In a month of big tech news, Amazon CEO Jeff Bezos made the biggest tech news on September 28th. Speculation about Amazon’s “iPad killer” tablet had been floating around for months, but what Bezos revealed was even bigger: a family of new Kindles with almost shockingly low prices. Leading the pack is the brand new Kindle Fire, and it’s like an e-reader on steroids: not only can Amazon customers read e-books in color, but they can buy and rent movies and TV shows, browse the web with a lightning-fast custom made browser, play games, communicate with friends via IM and e-mail, and much more.
Still, the “iPad killer” moniker doesn’t mean much when you look at each tablet’s specs, because the iPad 2 wins in almost every category. And when it comes to its uses in education, the iPad2 is the fastest, most comprehensive machine for the job. But the Kindle Fire and the iPad2 have two completely different roles: while the iPad2 is a tool, the Kindle Fire is a content delivery device. And that difference could at least cripple the iPad2 in the educational sector.
Form follows function
The iPad2’s success as an educational device has remained uncontested in part because of Apple’s history of catering to the educational market—from its inception, Apple has made an effort to offer quality hardware to teachers and students. iPad2’s are also popular in the classroom because they lend themselves to collaboration: with front- and rear-facing cameras, teachers and students enrolled in online education can communicate without a computer.

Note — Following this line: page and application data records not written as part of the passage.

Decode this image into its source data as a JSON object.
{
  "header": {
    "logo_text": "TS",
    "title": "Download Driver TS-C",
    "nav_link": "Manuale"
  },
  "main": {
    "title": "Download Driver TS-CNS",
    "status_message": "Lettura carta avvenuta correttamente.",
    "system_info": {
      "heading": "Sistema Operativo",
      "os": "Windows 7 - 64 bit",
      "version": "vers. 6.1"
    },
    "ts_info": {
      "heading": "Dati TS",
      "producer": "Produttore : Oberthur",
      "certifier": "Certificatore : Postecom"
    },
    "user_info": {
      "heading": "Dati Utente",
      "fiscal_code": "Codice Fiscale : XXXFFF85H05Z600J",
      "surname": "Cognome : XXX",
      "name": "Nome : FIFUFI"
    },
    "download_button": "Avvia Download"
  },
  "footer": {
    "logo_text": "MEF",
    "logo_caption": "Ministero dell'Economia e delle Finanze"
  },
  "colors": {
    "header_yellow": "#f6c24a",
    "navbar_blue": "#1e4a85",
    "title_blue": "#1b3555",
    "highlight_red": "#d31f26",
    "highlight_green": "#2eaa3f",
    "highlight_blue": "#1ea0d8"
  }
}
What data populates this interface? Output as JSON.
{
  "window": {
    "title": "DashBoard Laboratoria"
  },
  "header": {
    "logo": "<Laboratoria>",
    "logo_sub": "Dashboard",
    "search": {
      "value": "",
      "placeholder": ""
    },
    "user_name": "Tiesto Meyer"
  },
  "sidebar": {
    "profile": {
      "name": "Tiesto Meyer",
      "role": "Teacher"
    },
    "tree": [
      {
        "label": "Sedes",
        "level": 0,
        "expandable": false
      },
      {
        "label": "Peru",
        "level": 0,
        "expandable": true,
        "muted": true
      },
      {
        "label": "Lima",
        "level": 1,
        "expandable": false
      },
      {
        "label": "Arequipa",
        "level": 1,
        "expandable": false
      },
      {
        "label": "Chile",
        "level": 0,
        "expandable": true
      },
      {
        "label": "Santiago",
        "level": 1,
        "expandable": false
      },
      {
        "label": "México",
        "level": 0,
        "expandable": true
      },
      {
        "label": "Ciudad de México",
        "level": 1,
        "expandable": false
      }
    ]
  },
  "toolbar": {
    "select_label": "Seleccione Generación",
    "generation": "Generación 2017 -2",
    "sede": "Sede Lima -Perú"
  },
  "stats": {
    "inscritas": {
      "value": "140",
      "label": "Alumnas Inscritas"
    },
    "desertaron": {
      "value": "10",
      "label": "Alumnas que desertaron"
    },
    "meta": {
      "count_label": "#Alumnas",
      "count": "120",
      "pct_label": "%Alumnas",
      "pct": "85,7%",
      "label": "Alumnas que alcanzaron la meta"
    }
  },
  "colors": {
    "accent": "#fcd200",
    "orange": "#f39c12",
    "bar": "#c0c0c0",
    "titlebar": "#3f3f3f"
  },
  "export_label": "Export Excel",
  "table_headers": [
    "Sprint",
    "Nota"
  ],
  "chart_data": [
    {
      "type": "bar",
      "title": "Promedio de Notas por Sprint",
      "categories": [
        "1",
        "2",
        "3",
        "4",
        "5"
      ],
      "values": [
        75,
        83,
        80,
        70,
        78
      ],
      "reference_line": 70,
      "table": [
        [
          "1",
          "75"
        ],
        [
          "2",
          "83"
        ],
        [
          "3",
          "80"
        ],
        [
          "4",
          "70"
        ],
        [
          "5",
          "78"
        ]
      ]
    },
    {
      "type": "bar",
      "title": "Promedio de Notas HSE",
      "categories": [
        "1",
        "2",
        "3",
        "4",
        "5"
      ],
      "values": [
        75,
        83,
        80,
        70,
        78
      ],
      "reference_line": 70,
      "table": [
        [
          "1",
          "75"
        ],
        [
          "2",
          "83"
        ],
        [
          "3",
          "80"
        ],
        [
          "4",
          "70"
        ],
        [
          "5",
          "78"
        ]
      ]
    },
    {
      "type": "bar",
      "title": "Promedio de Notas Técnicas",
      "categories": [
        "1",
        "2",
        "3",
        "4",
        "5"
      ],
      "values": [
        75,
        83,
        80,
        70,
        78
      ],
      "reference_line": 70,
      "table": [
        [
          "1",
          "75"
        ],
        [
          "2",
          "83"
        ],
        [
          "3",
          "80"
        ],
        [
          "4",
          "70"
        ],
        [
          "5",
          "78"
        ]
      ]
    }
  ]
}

But for many consumers, including students, the cameras and other features are rarely used. A clear, bright screen, a wide-ranging selection of applications, and a size custom-made for portability are important factors for an educational device. The Kindle Fire’s screen is smaller, but its size makes it perfect for purses and small totes. If an electronic device is easier to hold and handle, it’s easier to use.
The price is right
The Fire is certainly impressive, but it’s simply not in the same category as the iPad2. And that’s why its price will give it an edge: even with a discount, schools are paying almost twice as much for iPad2’s as they will for Amazon Kindle Fires. For less than $200 per device, teachers and students will have access to thousands of free books, hundreds of thousands of reasonably-priced books and learning materials, and a whole collection of movies and videos that can be used for educational purposes.
Amazon’s Prime program is free for a month with new Fire purchases—an agreement Amazon is sure to modify for devices used in schools. But Amazon’s focus on content—not hardware—allows them to deliver a device that makes choosing and using content quick, easy and affordable. Until Apple makes content a top priority, they’ll be behind Amazon.
Teaching and learning in the cloud
Cloud computing has gotten mixed reviews, but as it improves and becomes more reliable, more people are using it for storage and easy access to data. Amazon’s Cloud Drive allows consumers to buy media and store it in the cloud—making a large hard drive superfluous. And since the Fire has a relatively small 8GB drive, users are encouraged to use the Amazon Cloud Drive for storage of large pieces of data. For teachers and students, storing assignments and projects in the cloud can make it easier to access them no matter where they are—a real benefit for students enrolled in online education. Apple’s iCloud purports to store data and push it to every Apple device—but it’s not up and running just yet. Amazon’s cloud drive isn’t as ambitious as Apple’s, but for regular consumers, teachers and students who use their tablets for basic schoolwork, it’s good enough.
Amazon’s new Kindle Fire is sure to be a blockbuster with consumers and schools. It won’t kill the iPad2, but that’s not the point; the Fire will serve as a basic, easy-to-use alternative to the iPad2. And until the Fire, an alternative like that didn’t exist. The Kindle Fire fills the void of an affordable tablet—and for millions of consumers, that’s the perfect alternative to an iPad2.